A spokesperson for Axiomatic said the the protestors negatively affected their businesses, as some potential attendees “stayed away for fear of violent leftist thugs,” explaining the outfit had expected slightly more attendees.
There has also been economic harm to the venues that hosted the alt-right. Amanda Blythman, venue manager for the Melbourne Pavilion, hosted Milo last year and, unintentionally, hundreds of protesters. “We underestimated the pure protest power of the left and right factions,” Blythman said.
“Post-event we received over 150 emails, our Facebook was taken down. We even lost business” because they hosted Milo, Blythman explained.
Blythman ruled out any future events of this type. “We would never consider it. Not again.”
Some organisations have followed this advice. Southern and Molyneux cancelled their Auckland event after the venue, The Powerhouse, pulled out hours before they were set to appear, forcing Axiomatic to issue refunds.
Despite protests, these businesses continue to bring speakers. Penthouse is bringing Gavin McInnes in November; Milo is returning later this year with American right-wing commentator Ann Coulter. And Peterson announced he’s looking to return to Australia sometime in February. Axiomatic is also looking at bringing more speakers over, with a spokesperson saying that they’re considering “speakers that satisfy” Australian audiences.
Max for his part has bought tickets for Milo’s return. He says he wants to send a message to the “liberal thugs”.
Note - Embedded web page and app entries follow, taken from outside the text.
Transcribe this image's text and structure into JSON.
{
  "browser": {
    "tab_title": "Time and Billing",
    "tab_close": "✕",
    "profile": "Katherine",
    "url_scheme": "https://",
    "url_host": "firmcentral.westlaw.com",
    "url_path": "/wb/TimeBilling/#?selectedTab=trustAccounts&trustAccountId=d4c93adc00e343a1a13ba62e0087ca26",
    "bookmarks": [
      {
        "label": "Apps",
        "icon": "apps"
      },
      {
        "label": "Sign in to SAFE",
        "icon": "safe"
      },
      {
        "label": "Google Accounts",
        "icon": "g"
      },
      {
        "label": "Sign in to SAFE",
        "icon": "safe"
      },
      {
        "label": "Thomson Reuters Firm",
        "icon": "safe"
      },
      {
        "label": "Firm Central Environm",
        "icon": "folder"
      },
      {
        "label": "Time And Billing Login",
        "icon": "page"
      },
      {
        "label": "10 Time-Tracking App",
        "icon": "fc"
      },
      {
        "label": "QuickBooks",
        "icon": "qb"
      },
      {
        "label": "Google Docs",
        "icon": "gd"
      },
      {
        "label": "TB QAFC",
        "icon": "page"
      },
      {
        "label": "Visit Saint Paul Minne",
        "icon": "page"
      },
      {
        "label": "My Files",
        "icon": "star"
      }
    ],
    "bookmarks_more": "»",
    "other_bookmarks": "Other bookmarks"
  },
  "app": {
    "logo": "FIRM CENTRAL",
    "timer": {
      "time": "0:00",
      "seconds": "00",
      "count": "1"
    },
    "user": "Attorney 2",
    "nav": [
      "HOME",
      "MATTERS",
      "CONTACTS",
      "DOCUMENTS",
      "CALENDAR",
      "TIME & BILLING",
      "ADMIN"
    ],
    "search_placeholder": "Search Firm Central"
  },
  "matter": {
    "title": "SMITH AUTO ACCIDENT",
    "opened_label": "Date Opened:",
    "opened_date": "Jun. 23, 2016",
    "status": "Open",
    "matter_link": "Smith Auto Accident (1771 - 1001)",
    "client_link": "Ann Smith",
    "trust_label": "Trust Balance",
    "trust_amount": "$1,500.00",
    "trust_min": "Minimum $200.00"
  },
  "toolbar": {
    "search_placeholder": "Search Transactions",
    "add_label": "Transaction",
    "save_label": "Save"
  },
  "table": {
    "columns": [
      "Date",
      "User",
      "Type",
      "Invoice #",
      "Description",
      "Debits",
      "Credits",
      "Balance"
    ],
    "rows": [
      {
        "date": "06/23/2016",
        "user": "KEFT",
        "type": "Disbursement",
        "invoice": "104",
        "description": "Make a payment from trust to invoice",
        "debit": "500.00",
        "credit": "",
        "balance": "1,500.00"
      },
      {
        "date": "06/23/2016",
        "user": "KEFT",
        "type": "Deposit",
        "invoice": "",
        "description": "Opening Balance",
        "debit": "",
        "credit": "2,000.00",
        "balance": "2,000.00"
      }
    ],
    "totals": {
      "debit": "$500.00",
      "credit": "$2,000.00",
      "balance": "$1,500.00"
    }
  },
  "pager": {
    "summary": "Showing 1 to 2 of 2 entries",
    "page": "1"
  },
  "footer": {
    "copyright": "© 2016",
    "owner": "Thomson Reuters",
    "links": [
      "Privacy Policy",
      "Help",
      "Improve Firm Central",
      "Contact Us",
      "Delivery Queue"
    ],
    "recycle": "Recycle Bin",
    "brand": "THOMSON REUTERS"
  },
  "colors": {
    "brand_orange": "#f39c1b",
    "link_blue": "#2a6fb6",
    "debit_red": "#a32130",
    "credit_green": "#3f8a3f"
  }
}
“I want to push back against left-wing activists who oppose freedom of speech,” Max said.
And despite the high price, these events may have helped some. Tilley says seeing Peterson live made his life more focused. As an example, Tilley says Peterson’s support for monogamy made him push through in his relationship with his girlfriend. “Now I am now in love and couldn’t imagine a life without her.”
“Obviously I’m still attracted to other women and still use drugs very occasionally.”